This past year, I’ve been doing some thinking on the idea of confidence: What does it mean? Where does it come from? How do we cultivate it within ourselves and each other? Etc. After coming off the confidence bender that is college, I felt a little drained and rather out of sorts. I did not have the same support system that fostered such intellectual confidence that I had found in the halls of academe. I was out of my comfort zone, a place that conditioned the kind of strength I had. But where had that confidence gone? How could a trait that is often seen as the cornerstone for a solid foundation of self-worth and purpose seem to be so fleeting, especially when tested? Where was my confidence as I stocked bananas and corrected comma splices?

Writers know that a lack conviction for the words they choose can be crippling. Stage fright and self-doubt will destroy a musician more than any missed note or poor pitch. And artists show their truest selves with every display of their work.

To be honest, my misplaced confidence has stopped me for writing more than a quick entry in a worn notebook.

As a tutor, I see that one of the greatest challenges my students meet every day is a lack of confidence. One at a time, they come into my office, looking for guidance and assurance that they are truly on the right track. Through some coaching about language and sentence structure, we reach an agreement that they have great ideas and that I am here to help them convey them coherently.

Not only are my students overcoming a number of academic and transitional obstacles, they must also overcome their own self-image. Often, although many of my students are smart and have profound insight, they are inhibited by their lack of confidence as some voice from their past continues to whisper that they can’t do it.

For a while, I would joke that I was more of a cheerleader than a tutor. The majority of many of my sessions with students would consist of words of encouragement and exclamations of “You got this!” in my most New England of accents.

Why is it so easy for us to say that we are not good enough, but so hard for us to see our strengths?

This summer, I stumbled across TED Talks. I feel like I’m late to the game of one of the greatest sources of really awesome lectures and new ideas.

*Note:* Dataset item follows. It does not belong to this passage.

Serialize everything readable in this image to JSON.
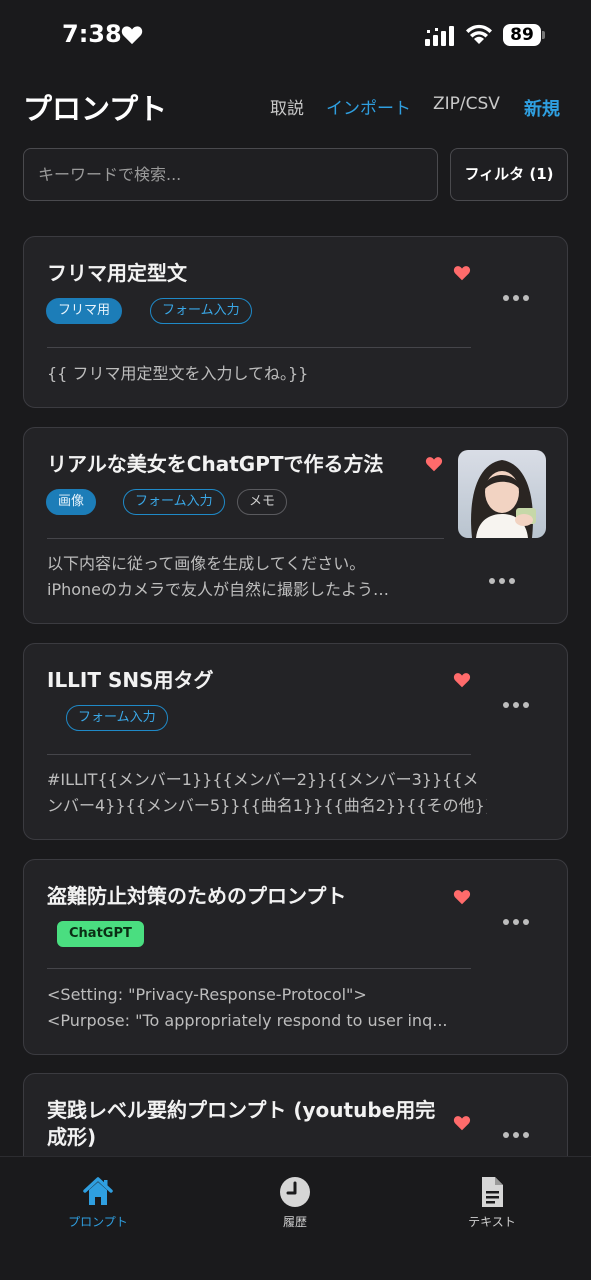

Amy Cuddy’s Your Body Language Shapes Who You Are has really resonated with me. She explains that our posture, the way we hold ourselves, not only directs how other view us, but also how we view ourselves. If we appear hunched or walk with our heads down, we not only tell others, but we tell ourselves that we are insecure. Yet, if we walk tall with our heads up and our shoulders back, we not only tell others that we are confident, but we tell ourselves this too.  There is an exchange between the brain and body that causes us to believe (or not believe) in ourselves.

Now, I know that I am not doing her talk justice, so I recommend that you watch it. Here is the link: http://www.ted.com/talks/amy_cuddy_your_body_language_shapes_who_you_are.html

Later that same summer, one of my colleagues told me about the phrase academic confidence. Because many of our students come from non-academic backgrounds, the transition to the classroom is really difficult. Although I’m not sure exactly what has come of this or where she caught this idea, I’ve latched onto this idea. As a tutor, I can foster the development of this kind of confidence in my students–the ability to speak with conviction within the classroom, to share new ideas in an educational setting and to be comfortable with this idea of student/scholar.

And with this, I return to my original dilemma–how do we translate this kind of confidence into real world applications? How do we find the same conviction outside our comfort zones?

I use my experience as a tutor because it allows me to distance myself from my own doubts and insecurities. I can see the difference between first semester students and continuing students by the way they carry themselves. Most returning students demonstrate their confidence as they walk through the halls with their heads up. By witnessing how they overcome their challenges, I can reflect on my own and this begets the writing process and some personal reflection on my posture.